(01-10-2019) October is Cyber Security Month. A lot of serious cyber attacks start with a single succesful phishing attack. Be aware of these kind of attacks.

In phishing (in the strict sense), a scammer tries to obtain sensitive information for later abuse, such as a credit card number or password. If you accept a fraudulent invitation, it can have far-reaching consequences. We help you on your way to recognize phishing and to deal with it correctly.

What is phishing?

Phishing is a form of internet fraud. For example, users are lured to a website via a fraudulent e-mail. However, this website is a copy of the real site and aims to collect as much information as possible that cyber criminals can use.
If you respond to a phishing e-mail, one of the scenarios below is possible:

  • Money transferred will be transferred to the hacker's bank account
  • Your account details are in the wrong hands and your account is being misused to send spam. Your e-mails and data may be downloaded and thrown on the internet
  • Your device is blocked with "hostage software" and you or several colleagues can no longer work
  • Your device is infected with a keylogger to steal your passwords
  • The hacker gains control of your device without your knowledge
  • ...

How can you recognize phishing?

In the year 2019, specialized hackers create emails that just look real and that seem to come from a reliable sender. Some examples of the content of such emails:

  • Your boss asks you to execute a payment order urgently
  • You will receive an invoice from a known supplier with the request to approve the payment
  • A help desk asks you to verify your login information
  • A colleague or acquaintance provides you with an interesting web link
  • ...
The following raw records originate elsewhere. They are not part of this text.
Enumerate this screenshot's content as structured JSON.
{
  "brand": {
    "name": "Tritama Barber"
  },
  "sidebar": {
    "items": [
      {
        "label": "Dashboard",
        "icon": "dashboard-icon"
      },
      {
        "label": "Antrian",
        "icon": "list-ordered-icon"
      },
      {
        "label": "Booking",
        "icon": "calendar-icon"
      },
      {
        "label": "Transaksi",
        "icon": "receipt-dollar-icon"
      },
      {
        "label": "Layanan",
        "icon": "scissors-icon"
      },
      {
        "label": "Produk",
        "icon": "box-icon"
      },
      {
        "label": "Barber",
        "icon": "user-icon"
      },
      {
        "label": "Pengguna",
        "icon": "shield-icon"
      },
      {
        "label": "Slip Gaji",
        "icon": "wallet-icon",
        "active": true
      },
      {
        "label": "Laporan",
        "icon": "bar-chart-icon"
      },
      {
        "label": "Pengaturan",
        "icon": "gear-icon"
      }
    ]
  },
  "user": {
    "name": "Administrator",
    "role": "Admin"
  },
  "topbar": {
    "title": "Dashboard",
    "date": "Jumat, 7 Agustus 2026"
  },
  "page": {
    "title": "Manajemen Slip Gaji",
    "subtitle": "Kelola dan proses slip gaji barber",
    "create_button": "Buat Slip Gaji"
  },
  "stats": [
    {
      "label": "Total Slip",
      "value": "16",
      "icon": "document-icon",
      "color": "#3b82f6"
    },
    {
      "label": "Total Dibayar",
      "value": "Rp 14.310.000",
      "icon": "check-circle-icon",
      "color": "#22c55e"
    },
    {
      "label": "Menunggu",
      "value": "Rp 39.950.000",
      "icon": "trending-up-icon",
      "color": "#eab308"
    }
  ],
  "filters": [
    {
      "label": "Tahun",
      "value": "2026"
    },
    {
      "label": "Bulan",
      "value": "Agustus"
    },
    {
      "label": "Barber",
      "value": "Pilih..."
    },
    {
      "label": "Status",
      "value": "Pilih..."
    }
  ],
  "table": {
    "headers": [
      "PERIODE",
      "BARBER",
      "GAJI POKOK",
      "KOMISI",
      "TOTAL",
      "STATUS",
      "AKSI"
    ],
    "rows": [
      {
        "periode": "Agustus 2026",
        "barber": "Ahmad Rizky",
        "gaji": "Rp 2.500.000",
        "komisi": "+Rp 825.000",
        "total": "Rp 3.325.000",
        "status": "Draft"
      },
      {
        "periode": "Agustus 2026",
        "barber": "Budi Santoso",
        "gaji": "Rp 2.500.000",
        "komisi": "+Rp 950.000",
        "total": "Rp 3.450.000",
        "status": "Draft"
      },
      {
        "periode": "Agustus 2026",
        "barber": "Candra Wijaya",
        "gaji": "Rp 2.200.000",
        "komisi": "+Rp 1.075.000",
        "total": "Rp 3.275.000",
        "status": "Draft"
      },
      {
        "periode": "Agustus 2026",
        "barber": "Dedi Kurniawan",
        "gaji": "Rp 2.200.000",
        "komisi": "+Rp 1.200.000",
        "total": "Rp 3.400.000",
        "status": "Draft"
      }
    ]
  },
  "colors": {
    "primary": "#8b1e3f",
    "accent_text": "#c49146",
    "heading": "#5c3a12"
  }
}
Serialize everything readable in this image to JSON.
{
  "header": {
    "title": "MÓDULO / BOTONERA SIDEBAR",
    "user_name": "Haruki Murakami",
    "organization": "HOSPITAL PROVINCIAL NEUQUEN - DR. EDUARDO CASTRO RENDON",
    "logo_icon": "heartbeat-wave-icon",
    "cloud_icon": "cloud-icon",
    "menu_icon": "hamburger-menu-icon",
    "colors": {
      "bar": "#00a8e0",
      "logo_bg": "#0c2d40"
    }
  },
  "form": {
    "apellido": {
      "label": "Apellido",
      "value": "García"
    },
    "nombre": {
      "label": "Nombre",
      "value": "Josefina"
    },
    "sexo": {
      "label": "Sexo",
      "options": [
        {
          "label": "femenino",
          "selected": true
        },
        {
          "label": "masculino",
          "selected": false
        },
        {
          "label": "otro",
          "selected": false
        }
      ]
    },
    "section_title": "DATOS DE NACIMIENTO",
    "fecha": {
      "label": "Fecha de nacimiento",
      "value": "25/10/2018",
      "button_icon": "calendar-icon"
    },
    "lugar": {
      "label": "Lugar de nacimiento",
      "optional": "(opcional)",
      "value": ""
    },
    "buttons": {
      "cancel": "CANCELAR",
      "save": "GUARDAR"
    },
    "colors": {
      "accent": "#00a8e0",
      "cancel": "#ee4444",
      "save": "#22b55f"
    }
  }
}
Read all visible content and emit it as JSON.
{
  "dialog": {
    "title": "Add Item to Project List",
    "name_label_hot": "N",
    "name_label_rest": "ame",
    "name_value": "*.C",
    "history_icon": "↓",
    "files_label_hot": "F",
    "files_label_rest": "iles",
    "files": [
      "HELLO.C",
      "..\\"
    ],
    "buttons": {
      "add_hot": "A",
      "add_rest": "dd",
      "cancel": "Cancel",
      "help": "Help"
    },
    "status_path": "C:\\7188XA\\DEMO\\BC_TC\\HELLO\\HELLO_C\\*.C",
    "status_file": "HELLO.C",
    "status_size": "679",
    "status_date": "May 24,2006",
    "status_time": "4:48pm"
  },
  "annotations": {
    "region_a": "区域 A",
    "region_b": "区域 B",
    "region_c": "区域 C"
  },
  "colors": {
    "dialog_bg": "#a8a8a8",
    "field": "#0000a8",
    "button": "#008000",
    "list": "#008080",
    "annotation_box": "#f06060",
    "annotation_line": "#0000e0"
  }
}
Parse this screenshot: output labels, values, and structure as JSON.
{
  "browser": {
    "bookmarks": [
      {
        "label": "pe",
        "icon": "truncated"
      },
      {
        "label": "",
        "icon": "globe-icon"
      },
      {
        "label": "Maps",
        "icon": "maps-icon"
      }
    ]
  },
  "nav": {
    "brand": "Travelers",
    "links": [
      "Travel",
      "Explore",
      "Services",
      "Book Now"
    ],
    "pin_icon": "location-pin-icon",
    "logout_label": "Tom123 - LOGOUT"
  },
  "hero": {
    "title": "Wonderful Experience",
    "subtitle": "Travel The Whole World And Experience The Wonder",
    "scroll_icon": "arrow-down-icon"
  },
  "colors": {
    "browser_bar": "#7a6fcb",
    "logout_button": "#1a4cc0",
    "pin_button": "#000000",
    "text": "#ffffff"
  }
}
Recognizing phishing emails is a matter of vigilance. The rule is: do not work too quickly and occasionally dare to ask yourself "is this safe?" There are often spelling mistakes in phishing e-mails, but hackers are also becoming more professional. Are you in doubt? Then take the certain for the uncertain and just do not respond to it. You can also always check with the (alleged) sender via another channel whether it is a legitimate e-mail.

Where can you report phishing?

DICT built in a number of technical mechanisms to keep phishing (and spam) as good as possible away from the UGentNet. But with many cyber attacks every year, DICT also needs the help of all employees: stay alert and report any attempted phishing to DICT. Certainly don't forward the phishing e-mail, but send it as an attachment to the DICT help desk. You can find the complete reporting procedure here.

In the past, some employees placed phishing simulations on the internet for educational purposes. Know that this is strictly forbidden under Ghent University regulations, since malicious and well-intended actions are difficult to distinguish. For this reason, external security organizations can block UGentNet or Ghent University e-mail.

More questions about phishing? Contact , IT security officer at DICT.